Manufacturing activity continues improvement in November

enablePagination: false
maxItemsPerPage: 10
totalITemsFound:
maxPaginationLinks: 10
maxPossiblePages:
startIndex:
endIndex:

Metro Manila (CNN Philippines, December 1) — Operations of the Philippine manufacturing sector emerged stronger this November as factory owners reported an expansion in new orders, IHS Markit’s latest survey showed.

The United Kingdom-based information services provider said the country’s Manufacturing Purchasing Managers Index (PMI) —an indicator of the manufacturing sector's economic health — had a value of 51.7, up from the 50.0 threshold separating expansion from contraction.

Higher than the 51.0 value recorded in October, the newest PMI outturn is now the highest since March’s 52.2 reading.

"Latest PMI data continued to signal a recovery in operating conditions in the Philippines with the headline figure at an eight-month high. Supporting this was an expansion in new orders, which was the first uptick since the end of the opening quarter of the year,” said IHS Markit economist Shreeya Patel.

The survey cited higher client numbers, increased foot traffic, and general improvement in customer demand as primary drivers of growth.

Despite tallying more orders, survey participants observed a “fractional” decline in production, according to IHS Markit.

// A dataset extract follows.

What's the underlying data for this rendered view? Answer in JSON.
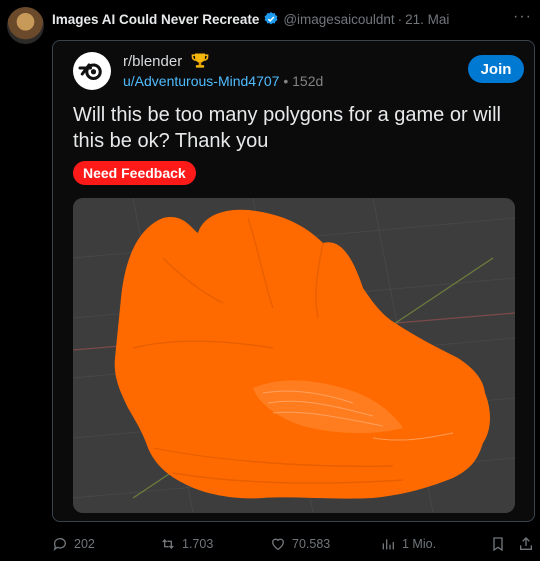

“While stronger sales helped some businesses to expand their output, others mentioned delays receiving inputs, as well as material and staff shortages constrained capacity,” read the company’s report.

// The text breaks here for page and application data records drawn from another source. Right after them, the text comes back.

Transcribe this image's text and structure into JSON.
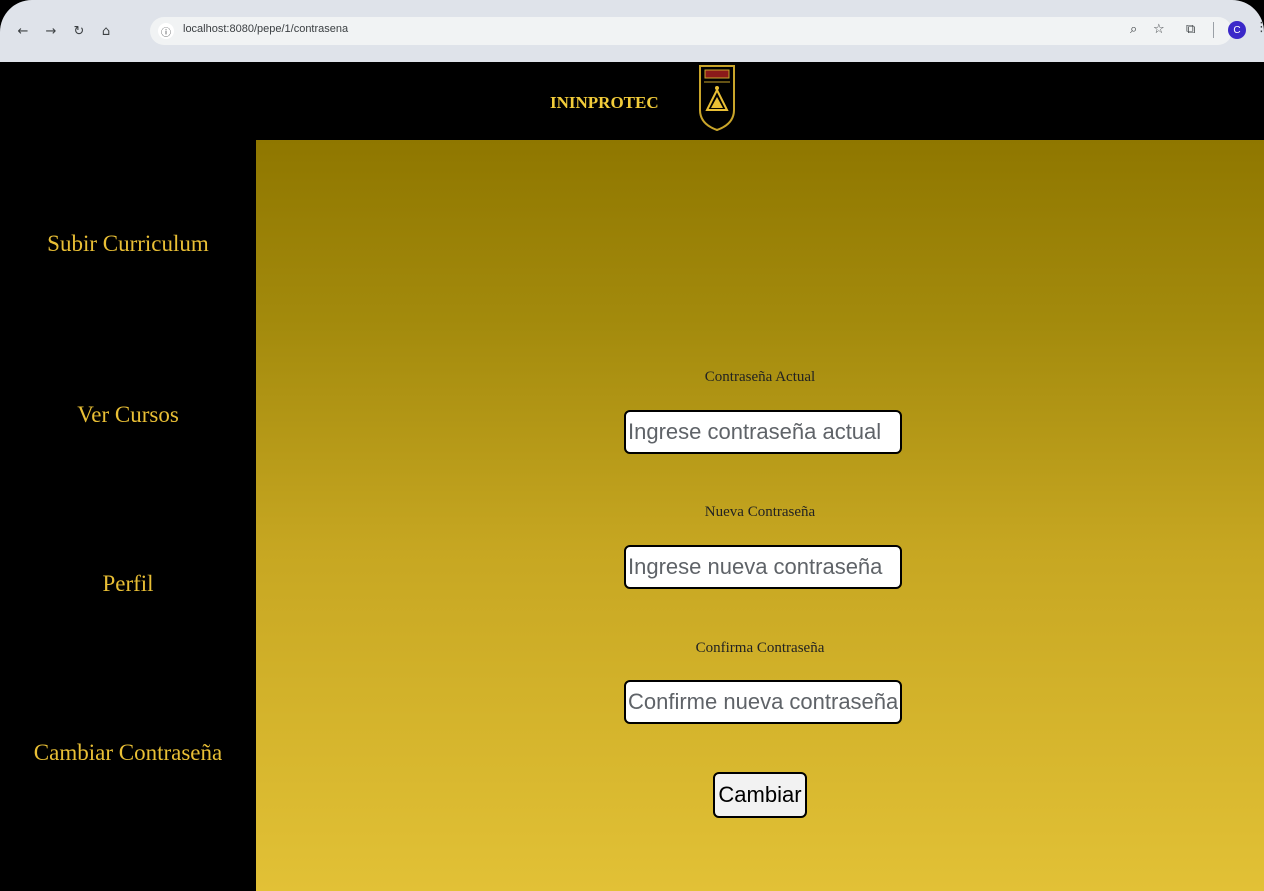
{
  "browser": {
    "url": "localhost:8080/pepe/1/contrasena",
    "profile_initial": "C"
  },
  "header": {
    "brand": "ININPROTEC"
  },
  "sidebar": {
    "items": [
      {
        "label": "Subir Curriculum"
      },
      {
        "label": "Ver Cursos"
      },
      {
        "label": "Perfil"
      },
      {
        "label": "Cambiar Contraseña"
      }
    ]
  },
  "form": {
    "current": {
      "label": "Contraseña Actual",
      "placeholder": "Ingrese contraseña actual"
    },
    "new": {
      "label": "Nueva Contraseña",
      "placeholder": "Ingrese nueva contraseña"
    },
    "confirm": {
      "label": "Confirma Contraseña",
      "placeholder": "Confirme nueva contraseña"
    },
    "submit_label": "Cambiar"
  },
  "colors": {
    "accent": "#e9bf35",
    "gradient_top": "#8f7700",
    "gradient_bottom": "#e2c136"
  }
}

Vendor performance also deteriorated during the month due to traffic issues, port congestions, and difficulties sourcing materials, it added.

Manufacturers likewise observed a slower decline in their workforce numbers, mainly citing voluntary resignations for the drop and noting difficulty in finding skilled replacements.

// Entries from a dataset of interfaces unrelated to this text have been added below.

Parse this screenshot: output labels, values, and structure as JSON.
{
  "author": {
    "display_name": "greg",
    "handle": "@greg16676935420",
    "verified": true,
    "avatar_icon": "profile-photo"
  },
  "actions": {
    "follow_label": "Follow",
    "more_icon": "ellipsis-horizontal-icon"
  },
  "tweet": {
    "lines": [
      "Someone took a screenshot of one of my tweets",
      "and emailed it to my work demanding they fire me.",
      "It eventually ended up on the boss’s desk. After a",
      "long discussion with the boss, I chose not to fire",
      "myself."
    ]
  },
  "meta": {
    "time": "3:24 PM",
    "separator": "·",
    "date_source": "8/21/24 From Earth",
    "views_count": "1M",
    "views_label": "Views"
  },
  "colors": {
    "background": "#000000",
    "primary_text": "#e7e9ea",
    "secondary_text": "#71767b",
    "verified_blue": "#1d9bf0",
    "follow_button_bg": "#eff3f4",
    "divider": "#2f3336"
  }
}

“Despite this, backlogs of work fell sharply, and at a quicker pace. Anecdotal evidence suggested that firms were able to keep up with demand as employees worked overtime to complete existing orders,” said IHS Markit.

Companies also ramped up purchasing activity this November due to the rise in new orders, the survey found, also noting that expected demand improvement encouraged them to increase input stock levels.

In terms of prices, input costs also went up during the month amid higher costs of raw materials, transportation and energy, according to IHS Markit.

“The rate of increase quickened to the sharpest since March 2018 and was among the steepest in almost six years of data collection,” it said, adding the selling prices of firms also went up faster as they pass on higher expenses.

IHS Markit also found that factory owners remain confident on the improvement of their outputs over the course of 2021, adding their degree of optimism had “improved to a 21-month high” as survey participants bank on a return to normalcy and greater demand.

“That said, although sentiment was higher than the average for 2021 so far, it was below the long-run series average suggesting concerns regarding the pandemic still persist,” said IHS Markit.